“The people who live in a golden age usually go around complaining how yellow everything looks.” ~ Randall Jarrell
Yesterday morning I received a call from a friend who’s traveling through Mississippi and stopped by a restaurant in Jackson. As she related her impressions of this restaurant and of the people working there, my friend was obviously quite impressed. As it turns out, this restaurant is part of a chain, even if one would never know it from the atmosphere it offers – friendly, proud, and happy to serve a good meal made even tastier by the nearly-forgotten charm of southern hospitality at its best.
“I remember when Raleigh was like this,” my friend said, “and now people seem to have forgotten what a true welcome is all about. I think it’s because of the influence of all the northern folks moving south; they move down because they like the weather and the attitude of the southern states, but as soon as they get here they try to change the very same things that attracted them to the place to start with.”

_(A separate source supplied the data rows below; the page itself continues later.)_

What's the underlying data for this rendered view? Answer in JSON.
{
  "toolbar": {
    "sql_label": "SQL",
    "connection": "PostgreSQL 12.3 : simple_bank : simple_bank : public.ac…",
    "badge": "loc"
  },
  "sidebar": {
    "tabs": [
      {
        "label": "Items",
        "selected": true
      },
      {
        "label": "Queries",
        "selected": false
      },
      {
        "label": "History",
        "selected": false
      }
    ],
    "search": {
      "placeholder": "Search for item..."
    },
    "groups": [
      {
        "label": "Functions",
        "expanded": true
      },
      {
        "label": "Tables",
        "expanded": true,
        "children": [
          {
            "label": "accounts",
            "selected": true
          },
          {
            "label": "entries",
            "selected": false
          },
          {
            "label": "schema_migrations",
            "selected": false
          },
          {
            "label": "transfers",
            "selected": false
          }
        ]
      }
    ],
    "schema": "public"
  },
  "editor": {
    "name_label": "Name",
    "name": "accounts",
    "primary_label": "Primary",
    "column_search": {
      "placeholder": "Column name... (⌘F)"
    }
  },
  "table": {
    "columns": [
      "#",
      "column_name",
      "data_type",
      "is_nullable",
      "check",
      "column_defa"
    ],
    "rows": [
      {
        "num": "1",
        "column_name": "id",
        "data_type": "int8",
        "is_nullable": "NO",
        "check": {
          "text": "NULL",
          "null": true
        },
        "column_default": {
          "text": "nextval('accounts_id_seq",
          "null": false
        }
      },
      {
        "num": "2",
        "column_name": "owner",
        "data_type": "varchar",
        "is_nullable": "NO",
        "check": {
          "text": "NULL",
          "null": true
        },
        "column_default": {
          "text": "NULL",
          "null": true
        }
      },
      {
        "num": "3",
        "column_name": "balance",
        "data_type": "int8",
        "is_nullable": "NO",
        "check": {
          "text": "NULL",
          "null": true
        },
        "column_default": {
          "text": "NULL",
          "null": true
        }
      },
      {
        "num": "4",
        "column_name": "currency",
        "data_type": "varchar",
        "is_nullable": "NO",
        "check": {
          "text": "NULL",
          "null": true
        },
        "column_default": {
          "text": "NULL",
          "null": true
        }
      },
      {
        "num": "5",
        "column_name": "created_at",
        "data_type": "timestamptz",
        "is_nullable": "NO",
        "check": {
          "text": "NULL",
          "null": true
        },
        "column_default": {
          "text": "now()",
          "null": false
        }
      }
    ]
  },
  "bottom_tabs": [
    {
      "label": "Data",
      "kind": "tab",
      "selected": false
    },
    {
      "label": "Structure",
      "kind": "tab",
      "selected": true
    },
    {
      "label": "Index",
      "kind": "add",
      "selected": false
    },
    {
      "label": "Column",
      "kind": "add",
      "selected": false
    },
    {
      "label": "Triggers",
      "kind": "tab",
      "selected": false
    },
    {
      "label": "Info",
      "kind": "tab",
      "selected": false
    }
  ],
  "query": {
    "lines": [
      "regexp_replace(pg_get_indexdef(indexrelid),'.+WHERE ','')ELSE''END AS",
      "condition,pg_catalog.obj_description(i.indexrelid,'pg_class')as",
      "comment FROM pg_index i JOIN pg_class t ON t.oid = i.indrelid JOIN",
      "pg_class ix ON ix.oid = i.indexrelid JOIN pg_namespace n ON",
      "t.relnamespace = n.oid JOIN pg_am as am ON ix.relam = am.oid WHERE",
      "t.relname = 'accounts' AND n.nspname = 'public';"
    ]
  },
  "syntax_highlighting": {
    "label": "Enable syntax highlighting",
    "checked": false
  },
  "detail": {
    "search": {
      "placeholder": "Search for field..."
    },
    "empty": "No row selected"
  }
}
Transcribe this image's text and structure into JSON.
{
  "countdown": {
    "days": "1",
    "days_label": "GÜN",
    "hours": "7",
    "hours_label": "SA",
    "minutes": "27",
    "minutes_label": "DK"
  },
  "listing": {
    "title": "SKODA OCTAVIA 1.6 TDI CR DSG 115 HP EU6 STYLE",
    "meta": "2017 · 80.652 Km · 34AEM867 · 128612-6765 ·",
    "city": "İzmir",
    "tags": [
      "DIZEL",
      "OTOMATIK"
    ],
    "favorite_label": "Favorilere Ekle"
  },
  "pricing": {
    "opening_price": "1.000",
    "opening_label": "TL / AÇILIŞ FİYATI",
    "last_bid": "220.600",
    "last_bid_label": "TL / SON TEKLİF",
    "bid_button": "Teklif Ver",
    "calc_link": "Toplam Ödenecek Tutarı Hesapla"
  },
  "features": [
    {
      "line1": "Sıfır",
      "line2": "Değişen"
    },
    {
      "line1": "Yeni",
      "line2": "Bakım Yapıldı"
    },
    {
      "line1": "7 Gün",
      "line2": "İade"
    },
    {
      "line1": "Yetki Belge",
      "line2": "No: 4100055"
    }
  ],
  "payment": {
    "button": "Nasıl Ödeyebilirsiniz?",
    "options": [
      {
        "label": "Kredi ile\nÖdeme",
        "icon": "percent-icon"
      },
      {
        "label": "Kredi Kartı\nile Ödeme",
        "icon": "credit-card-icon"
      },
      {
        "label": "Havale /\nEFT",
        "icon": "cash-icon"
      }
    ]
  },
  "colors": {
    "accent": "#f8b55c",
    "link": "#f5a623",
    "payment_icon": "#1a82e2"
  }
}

While my friend talked, my mind started racing. Was my friend right? As nice as it is to have a cup of Espresso on a sleepy morning, who wants to live in the south without ice tea? And what about our famous – or infamous, according to some – fried chicken? Nothing against the great benefits of a healthy meal, but I doubt anyone will argue that chicken tastes better fried than baked. We are not even going to touch the issue of tobacco…North Carolina is a tobacco state, yet smoking is banned mostly everywhere, with the result of our state wealth dissipating quickly. Crazy stuff to think about, some of it sad and some of it inevitable.
Our conversation led me to think of something else altogether; more specifically about how often we turn against the very things that attracted us to situations and people. For example, we can be attracted by the independent streak detected in a person of interest; once the relationship forges and familiarity sets in, the same quality which served as a magnet in the beginning is suddenly converted into an annoying trait we can’t stand in our companion.
We often approach other people and situation with mixed intentions – on one end, we are curious and attracted by the differences, and find dealing with an opposite mentally stimulating. On the other end, we wonder how much we can influence people and circumstances, and dive into situations we are not comfortable with for the sake of proving our personal power. In truth, people and situations can’t be changed that easily, and most of what is born out of the shuffle is long-felt resentment on both sides.
A change of approach – as ironic as those words sound in this context – is in order if we hope to find a middle ground. When we feel unhappy with our present circumstances, it would be helpful if we could remember what attracted us to those circumstances to start with, and try to shift the focus back to what we loved about the person, the place or the arrangement. If, upon reflection, we can instead no longer find the magic behind the process of the original attraction, we can safely know that chapter of our lives has run its course and it is time to move on.
People and situations don’t have the power to make us unhappy, unless we give that power to them; we can’t always change others, or alter the situations in our lives, but we can change the way we look at them, and maybe rediscover the good things we have forgotten. Sometimes our own focus is what can make all the difference.